It’s fair to say that we were fairly underwhelmed upon pulling into the parking lot, and casting our first glance upon the Juan Évora Ethnographic Museum in the Teide National Park. This had to be one of the smallest museums we had ever seen — a stone shack with two rooms in the middle of a wasteland. But the price was right (free) so we decided to check it out.
If nothing else, the museum offered shelter from the wind on top of the Teide, which I suppose is what its original purpose was. This was the house of Señor Juan Évora, the last person to permitted to live within the confines of the park. He stayed here until his death in the 1980s, working as a lorry driver on the roads which today criss-cross the park’s vast expanses of lava.

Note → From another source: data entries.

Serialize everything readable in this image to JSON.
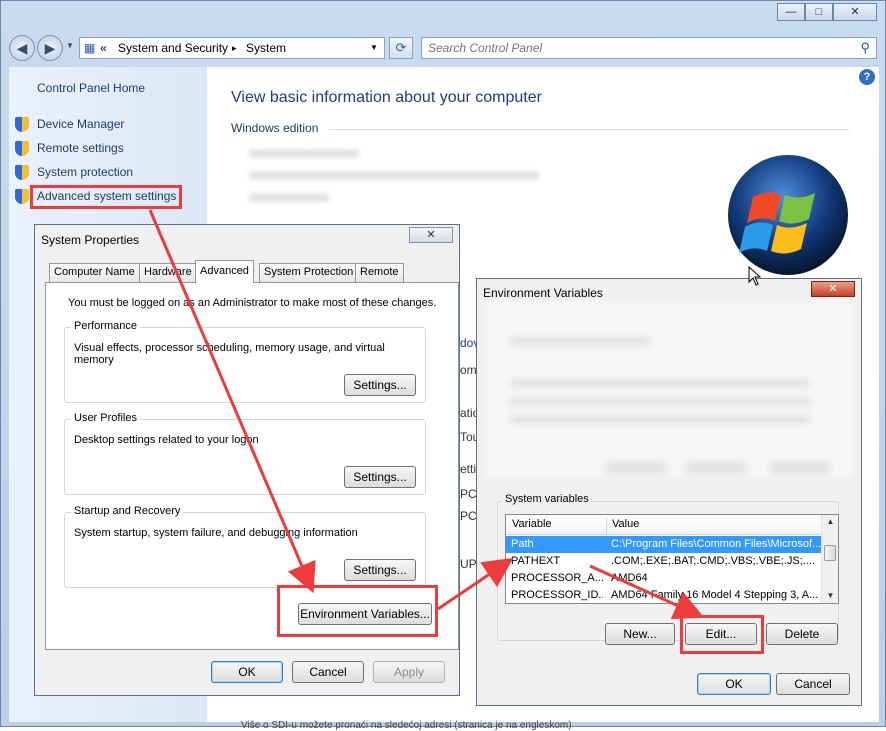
{
  "window": {
    "buttons": {
      "minimize": "—",
      "maximize": "□",
      "close": "✕"
    }
  },
  "address_bar": {
    "prefix": "«",
    "crumbs": [
      "System and Security",
      "System"
    ],
    "separator": "▸",
    "search_placeholder": "Search Control Panel"
  },
  "sidebar": {
    "home": "Control Panel Home",
    "items": [
      {
        "label": "Device Manager"
      },
      {
        "label": "Remote settings"
      },
      {
        "label": "System protection"
      },
      {
        "label": "Advanced system settings"
      }
    ]
  },
  "main": {
    "title": "View basic information about your computer",
    "section": "Windows edition",
    "peek_lines": [
      "dov",
      "om",
      "atio",
      "Tou",
      "etti",
      "PC",
      "PC",
      "UP"
    ]
  },
  "bottom_text": "Više o SDI-u možete pronaći na sledećoj adresi (stranica je na engleskom)",
  "system_properties": {
    "title": "System Properties",
    "tabs": [
      "Computer Name",
      "Hardware",
      "Advanced",
      "System Protection",
      "Remote"
    ],
    "active_tab": "Advanced",
    "admin_note": "You must be logged on as an Administrator to make most of these changes.",
    "groups": [
      {
        "caption": "Performance",
        "desc": "Visual effects, processor scheduling, memory usage, and virtual memory",
        "button": "Settings..."
      },
      {
        "caption": "User Profiles",
        "desc": "Desktop settings related to your logon",
        "button": "Settings..."
      },
      {
        "caption": "Startup and Recovery",
        "desc": "System startup, system failure, and debugging information",
        "button": "Settings..."
      }
    ],
    "env_button": "Environment Variables...",
    "ok": "OK",
    "cancel": "Cancel",
    "apply": "Apply"
  },
  "env_vars": {
    "title": "Environment Variables",
    "sys_group": "System variables",
    "columns": [
      "Variable",
      "Value"
    ],
    "rows": [
      {
        "var": "Path",
        "val": "C:\\Program Files\\Common Files\\Microsof...",
        "selected": true
      },
      {
        "var": "PATHEXT",
        "val": ".COM;.EXE;.BAT;.CMD;.VBS;.VBE;.JS;....",
        "selected": false
      },
      {
        "var": "PROCESSOR_A...",
        "val": "AMD64",
        "selected": false
      },
      {
        "var": "PROCESSOR_ID...",
        "val": "AMD64 Family 16 Model 4 Stepping 3, A...",
        "selected": false
      }
    ],
    "new": "New...",
    "edit": "Edit...",
    "delete": "Delete",
    "ok": "OK",
    "cancel": "Cancel"
  },
  "colors": {
    "highlight": "#ee3b3b",
    "selection": "#3399ff",
    "link": "#1e3a5f"
  }
}
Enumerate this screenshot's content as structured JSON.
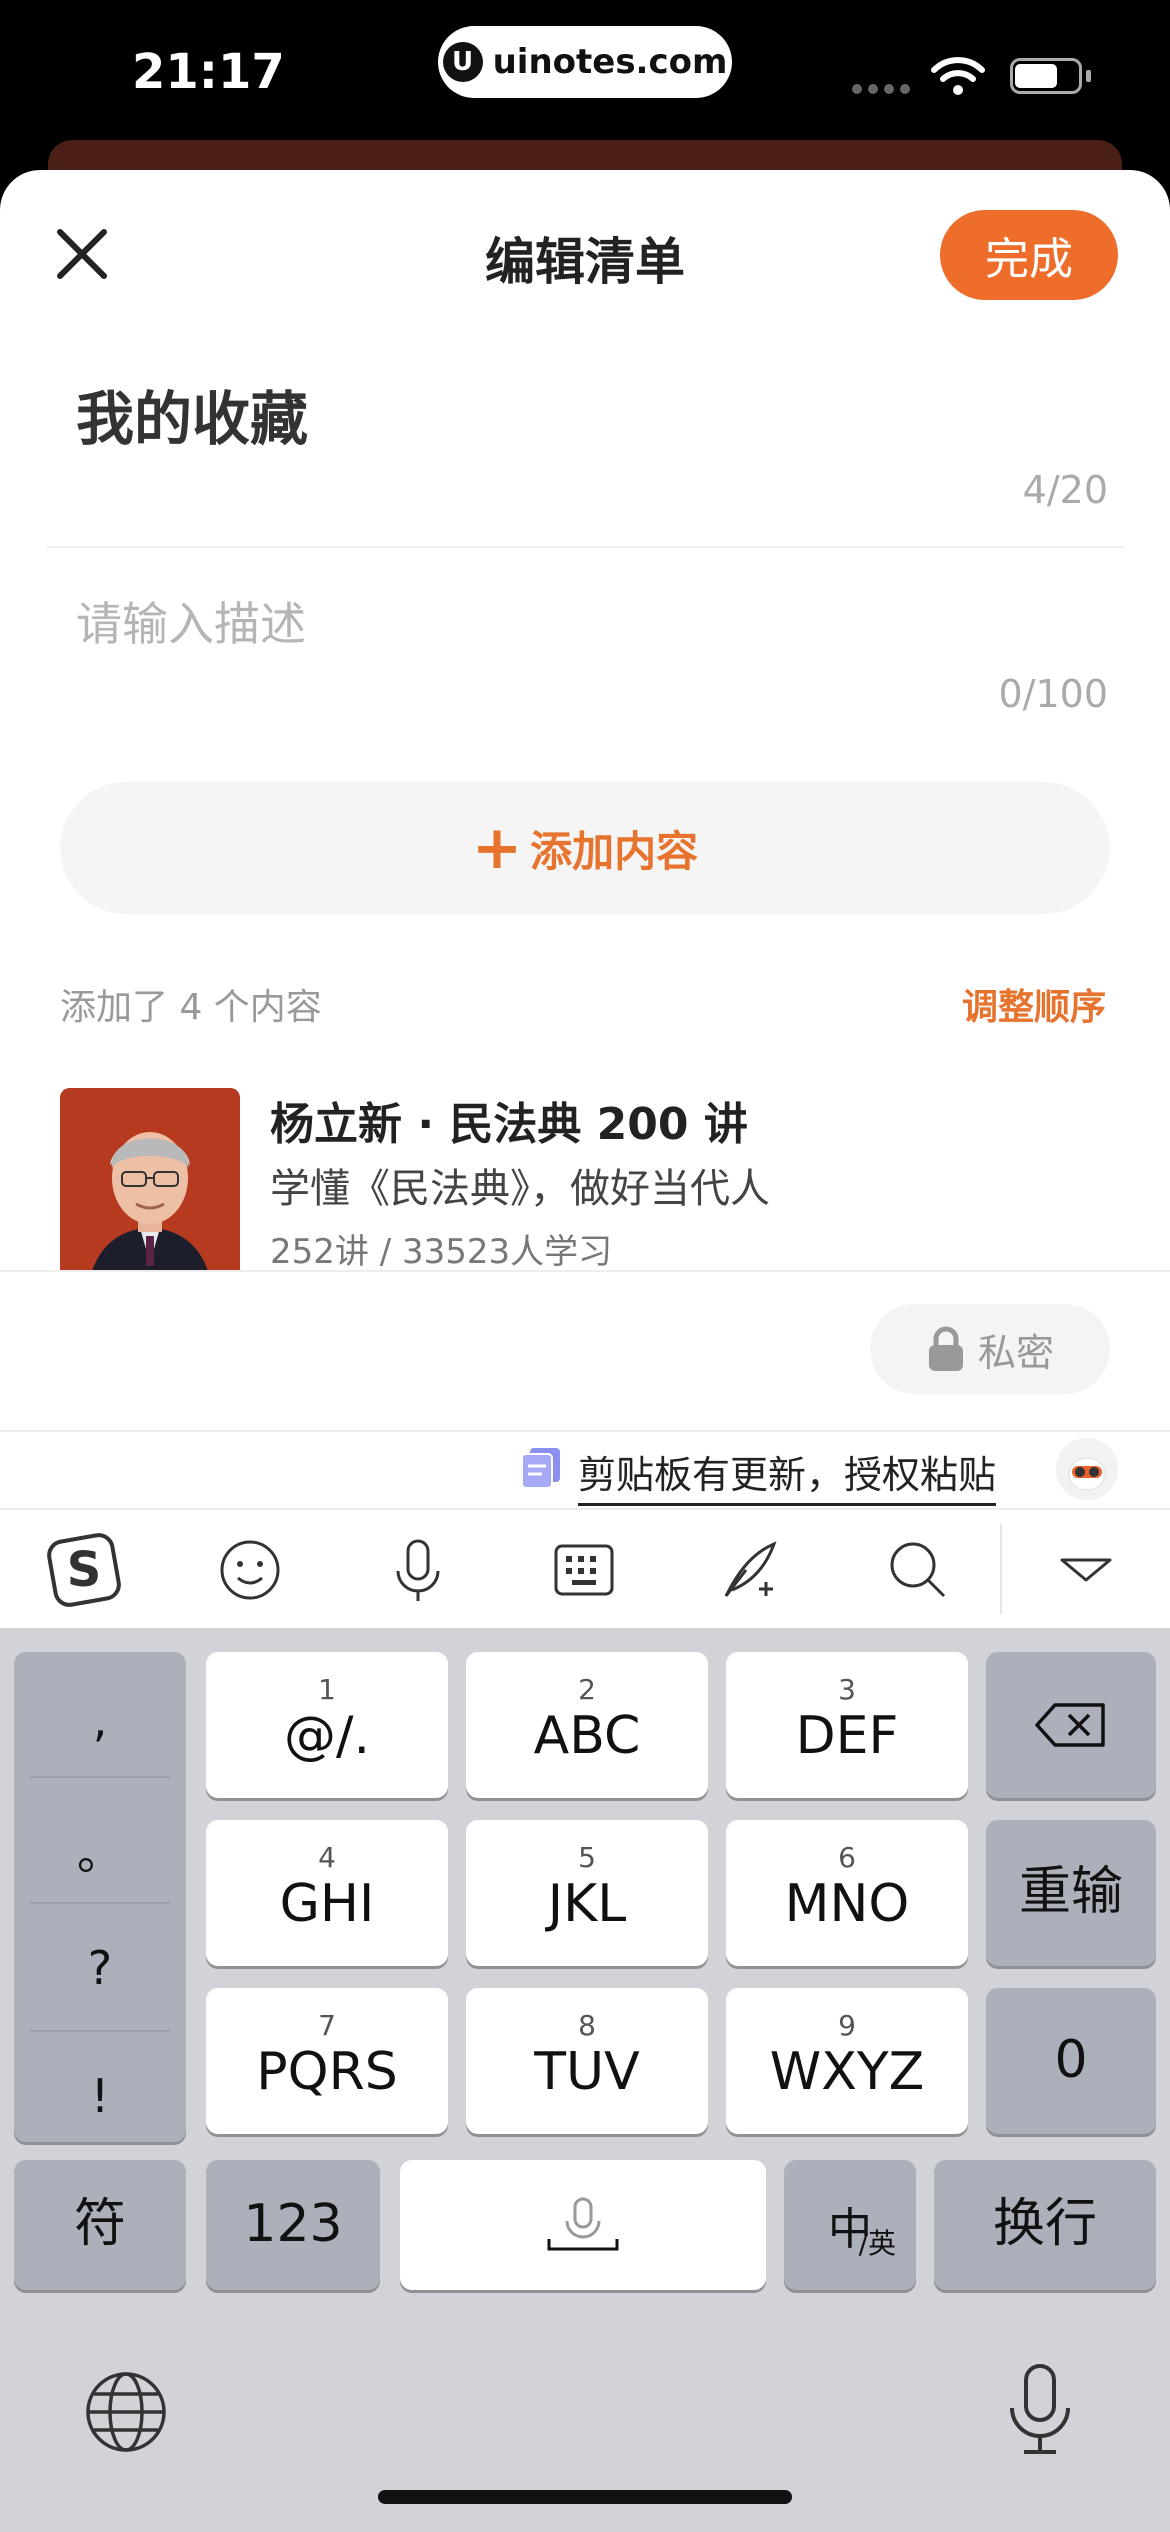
{
  "status_bar": {
    "time": "21:17",
    "url": "uinotes.com",
    "url_logo": "U"
  },
  "header": {
    "title": "编辑清单",
    "done_label": "完成",
    "close_icon": "close-icon"
  },
  "list": {
    "title": "我的收藏",
    "title_count": "4/20",
    "desc_placeholder": "请输入描述",
    "desc_count": "0/100"
  },
  "add_button": {
    "plus": "+",
    "label": "添加内容"
  },
  "content": {
    "added_count": "添加了 4 个内容",
    "reorder_label": "调整顺序",
    "items": [
      {
        "title": "杨立新 · 民法典 200 讲",
        "desc": "学懂《民法典》，做好当代人",
        "stats": "252讲 / 33523人学习"
      }
    ]
  },
  "privacy": {
    "label": "私密",
    "icon": "lock-icon"
  },
  "clipboard": {
    "text": "剪贴板有更新，授权粘贴"
  },
  "ime_toolbar": {
    "icons": [
      "sogou-logo-icon",
      "emoji-icon",
      "microphone-icon",
      "keyboard-icon",
      "handwriting-icon",
      "search-icon",
      "collapse-icon"
    ]
  },
  "keyboard": {
    "punct": [
      ",",
      "。",
      "?",
      "!"
    ],
    "rows": [
      [
        {
          "num": "1",
          "label": "@/."
        },
        {
          "num": "2",
          "label": "ABC"
        },
        {
          "num": "3",
          "label": "DEF"
        }
      ],
      [
        {
          "num": "4",
          "label": "GHI"
        },
        {
          "num": "5",
          "label": "JKL"
        },
        {
          "num": "6",
          "label": "MNO"
        }
      ],
      [
        {
          "num": "7",
          "label": "PQRS"
        },
        {
          "num": "8",
          "label": "TUV"
        },
        {
          "num": "9",
          "label": "WXYZ"
        }
      ]
    ],
    "reenter": "重输",
    "zero": "0",
    "symbols": "符",
    "numbers": "123",
    "lang_main": "中",
    "lang_sub": "/英",
    "newline": "换行"
  },
  "colors": {
    "accent": "#ee6d2a",
    "keyboard_bg": "#d1d3d9"
  }
}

The exhibits consist of the usual paraphernalia found in ethnographic museums. Farming tools of yore! Tattered clothing of yore! Household items of yore! You get the picture. Sr. Évora himself was not a farmer, and one is left to assume that all of the objects inside the museum were brought in after his death. For us, the best part of the museum was the shack itself and its unique location. It’s a recluse’s dream rental, with a fantastic view at the foot of the Teide, and literally no neighbors for miles.
This is not the kind of museum which will take up a lot of your time, nor is it compelling enough to recommend a drive solely for the purpose of visiting it. But one of the main roads through the Teide National Park goes right by it, so it makes a perfect place to pause, during a day otherwise spent admiring nature.